The process begins with the selection of high-quality cotton yarn, which is then wound into small balls and dyed in a myriad of vibrant hues. Skilled artisans, often women from rural communities, then begin the laborious task of creating intricate patterns and designs.

The patterns used in Narasapur crochet are as diverse as the region’s culture, drawing inspiration from nature, mythology, and everyday life. Floral motifs, geometric patterns, and intricate borders are common themes.

Despite its delicate appearance, Narasapur crochet is incredibly durable and versatile. Traditionally, it was used to embellish clothing. Particularly, these used to be about sarees and blouses, adding a touch of elegance to everyday attire.

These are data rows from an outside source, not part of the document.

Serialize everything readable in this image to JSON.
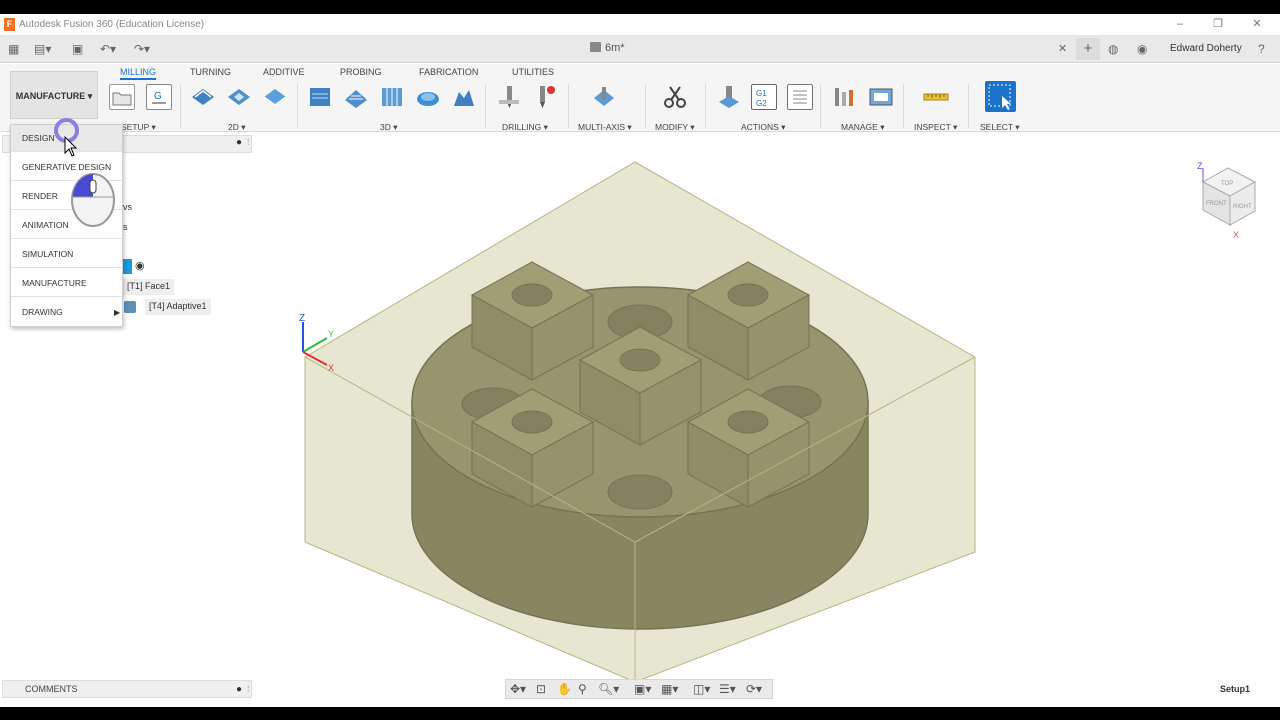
{
  "app": {
    "title": "Autodesk Fusion 360 (Education License)",
    "logo_letter": "F",
    "document_name": "6m*",
    "user_name": "Edward Doherty"
  },
  "ribbon": {
    "workspace_label": "MANUFACTURE ▾",
    "tabs": [
      "MILLING",
      "TURNING",
      "ADDITIVE",
      "PROBING",
      "FABRICATION",
      "UTILITIES"
    ],
    "active_tab": "MILLING",
    "groups": [
      "SETUP ▾",
      "2D ▾",
      "3D ▾",
      "DRILLING ▾",
      "MULTI-AXIS ▾",
      "MODIFY ▾",
      "ACTIONS ▾",
      "MANAGE ▾",
      "INSPECT ▾",
      "SELECT ▾"
    ],
    "g1g2_text": "G1\nG2"
  },
  "workspace_menu": {
    "items": [
      "DESIGN",
      "GENERATIVE DESIGN",
      "RENDER",
      "ANIMATION",
      "SIMULATION",
      "MANUFACTURE",
      "DRAWING"
    ],
    "highlighted": "DESIGN"
  },
  "browser": {
    "partial_items": [
      "vs",
      "s"
    ],
    "ops": [
      "[T1] Face1",
      "[T4] Adaptive1"
    ]
  },
  "viewcube": {
    "faces": [
      "TOP",
      "FRONT",
      "RIGHT"
    ],
    "axes": [
      "Z",
      "X"
    ]
  },
  "triad_axes": [
    "Z",
    "Y",
    "X"
  ],
  "status": {
    "comments_label": "COMMENTS",
    "setup_label": "Setup1"
  },
  "colors": {
    "accent": "#1a73c8",
    "stock": "#c9c99a",
    "part": "#6e6b4a"
  }
}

However, in recent years, Narasapur crochet has found its way into home decor, with artisans creating stunning tablecloths, curtains, and bedspreads that showcase the beauty of this ancient craft.

Do you own something of Narasapur Crochet?

Cover image credits: X/Andhra Pradesh Tourism